In total, this collection contains twelve short stories, all of which navigate through the lives of ordinary people living in a war-torn landscape. While I’m not going to dissect each story, I found that they required the reader to be vigilant; aware of the people and places presented on the pages. The stories were, at times, heartbreaking and informative, yet they provided hope to the reader. Two stories within this collection completely broke my heart. The first, Seher, is a powerful story about a young factory worker who experiences unimaginable violence. The second pertains to a cleaning lady who is caught in the middle of a violent demonstration on her way home from work. Both stories I think about daily! Please note that this book is essential reading; however, I want to warn you that this isn’t a light read. These stories deal with difficult themes and topics.

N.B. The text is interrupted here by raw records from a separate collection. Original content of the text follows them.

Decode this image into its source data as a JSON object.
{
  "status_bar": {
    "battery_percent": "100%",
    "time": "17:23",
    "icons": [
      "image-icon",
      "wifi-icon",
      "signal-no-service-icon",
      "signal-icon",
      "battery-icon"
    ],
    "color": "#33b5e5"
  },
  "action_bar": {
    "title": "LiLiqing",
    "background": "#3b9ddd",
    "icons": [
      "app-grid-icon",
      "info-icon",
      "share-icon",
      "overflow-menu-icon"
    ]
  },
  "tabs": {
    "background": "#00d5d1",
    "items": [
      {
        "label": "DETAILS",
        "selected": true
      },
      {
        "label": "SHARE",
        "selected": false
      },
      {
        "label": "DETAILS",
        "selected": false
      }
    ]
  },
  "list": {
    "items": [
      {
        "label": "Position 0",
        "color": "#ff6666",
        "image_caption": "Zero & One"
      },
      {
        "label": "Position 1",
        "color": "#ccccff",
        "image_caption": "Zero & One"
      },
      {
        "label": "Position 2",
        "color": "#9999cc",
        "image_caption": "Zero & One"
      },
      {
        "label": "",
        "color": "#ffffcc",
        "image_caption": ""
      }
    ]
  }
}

Despite there only being three publications A Place for Us, Golden Child, and Dawn: Stories, I feel that the SJP for Hogarth selection is a must to add to your collection. I found each book to be insightful, thought-provoking and challenging at times while also offering impeccable prose and character development. Reading this collection of books made me reevaluate my privileges growing up here in America while inspiring me to think globally. Not only regarding the literature I consume but also the social and political issues happening abroad. Embarking on this journey gave me a profound appreciation for Sarah Jessica Parker. It is evident that Parker has an incredible passion for global stories and global voices, showcasing the commonalities of the human experience while also amplifying diverse voices and diversity in thought. Parker has already made a tremendous impact in the literary world with these three publications, which only heightens my enthusiasm for her new literary imprint SJP Lit.
To learn more about SJP Lit, click here.